DoT No to Liberal Payment Norms
Telco’s move seen as test case for recent net neutrality rules
Bharti Airtel has sought telecom regulator’s approval before partnering with a US content provider to offer exclusive video services to customers over intranet in what could be a test case for net neutrality rules. “We have been approached by one of the big global content providers,” the telco wrote in a letter to the Telecom Regulatory Authority of India (Trai) on Monday.
neutrality backers say Airtel proposal would favour one content provider and deny others
exploring new ways to hold on to data customers but don’t want to risk penal action from Trai
The US company “wishes to offer video content on an exclusive basis over Airtel’s closed electronic communication network (CECN) to our customers”, the letter said.
But “before arriving at any business decision on such an arrangement”, the company has sought the sector regulator’s advice on “whether it can go ahead”.
Airtel declined to reveal the name of the global content company on confidentiality grounds.
The stakes are high for the Sunil Mittal-founded company and the industry as whole, particularly with Bharti Airtel having recently become a pan-India 4G player even before newcomer Reliance Jio Infocomm launches high-speed mobile services.
A supporter of net neutrality said the regulator should reject the proposal.
“Airtel’s proposal, if approved, would flout the principles of net neutrality and must not be entertained by the sector regulator,” said Prashant Sugathan, counsel at Software Freedom Law Center India. “If the proposal is approved, Bharti Airtel would clearly be discriminating by favouring one global content provider, and denying others, who may also have similar video content on offer, from reaching out to its sizeable customer base. The US content provider would doubtless be a clear beneficiary under this arrangement.”
A senior Trai official said the authority will examine the letter and give an appropriate response to Airtel.

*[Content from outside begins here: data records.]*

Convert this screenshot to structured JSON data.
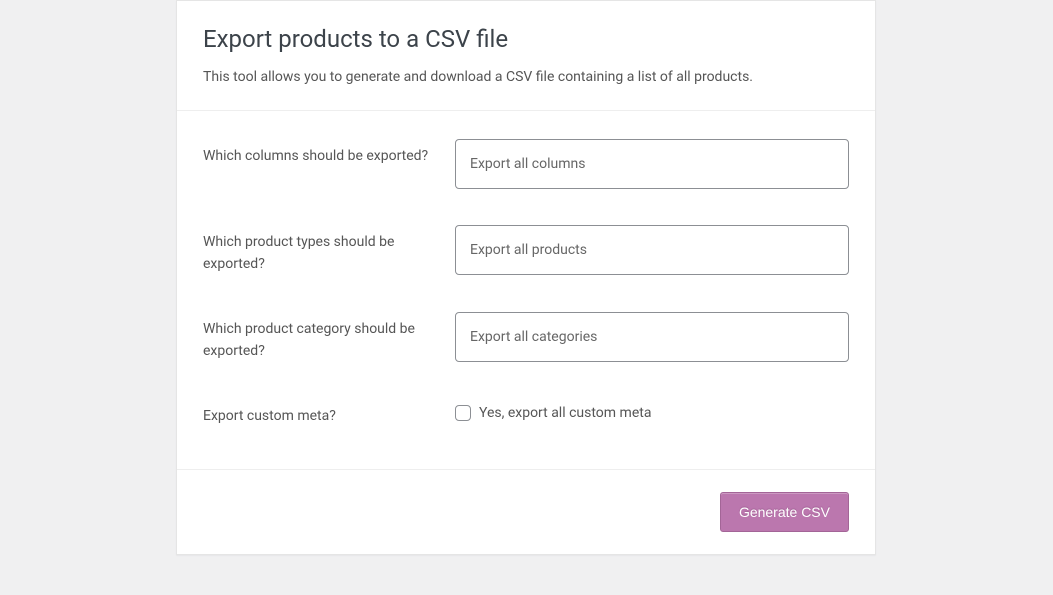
{
  "header": {
    "title": "Export products to a CSV file",
    "description": "This tool allows you to generate and download a CSV file containing a list of all products."
  },
  "form": {
    "columns": {
      "label": "Which columns should be exported?",
      "placeholder": "Export all columns"
    },
    "product_types": {
      "label": "Which product types should be exported?",
      "placeholder": "Export all products"
    },
    "category": {
      "label": "Which product category should be exported?",
      "placeholder": "Export all categories"
    },
    "custom_meta": {
      "label": "Export custom meta?",
      "checkbox_label": "Yes, export all custom meta"
    }
  },
  "footer": {
    "submit_label": "Generate CSV"
  }
}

An industry expert, who did not wish to be named, said: “This appears to be an attempt to provoke a response from Trai, especially since previous calls for clarification from the industry on the discriminatory pricing rule have not elicited a response yet.”
In February, Trai had weighed in on the side of net neutrality – the concept that everyone is guaranteed equal access to the internet – and barred discriminatory pricing of data services. But it had exempted those offered over closed user networks, or intranets, from the purview of its regulation.
In its letter to the telecom regulator, Bharti Airtel said while its proposed arrangement with the global content provider would be compliant with Trai’s discriminatory pricing regulation, “it may well be viewed by some stakeholders (to be) in violation of the principles of net neutrality”.
That’s because advocates of net neutrality and a free internet believe the exemption to data services delivered over closed electronic networks is a potential loophole. This, they say, could be used by telcos to offer data services at differential rates, undoing the regulator’s objective of disallowing discriminatory pricing of internet services.
The intranet, or CECN, can be established without directly connecting to the internet.
India’s mobile carriers have already urged the telecom regulator to clear the air on whether they can partner with internet apps to offer content to subscribers at differential rates over closed user networks.
The Cellular Operators Association of India (COAI), which represents India’s biggest telcos such as Bharti Airtel, Vodafone and Idea Cellular among others, had, urged Trai to clarify “the concept and scope” of closed user networks, and how it planned to operationalise it.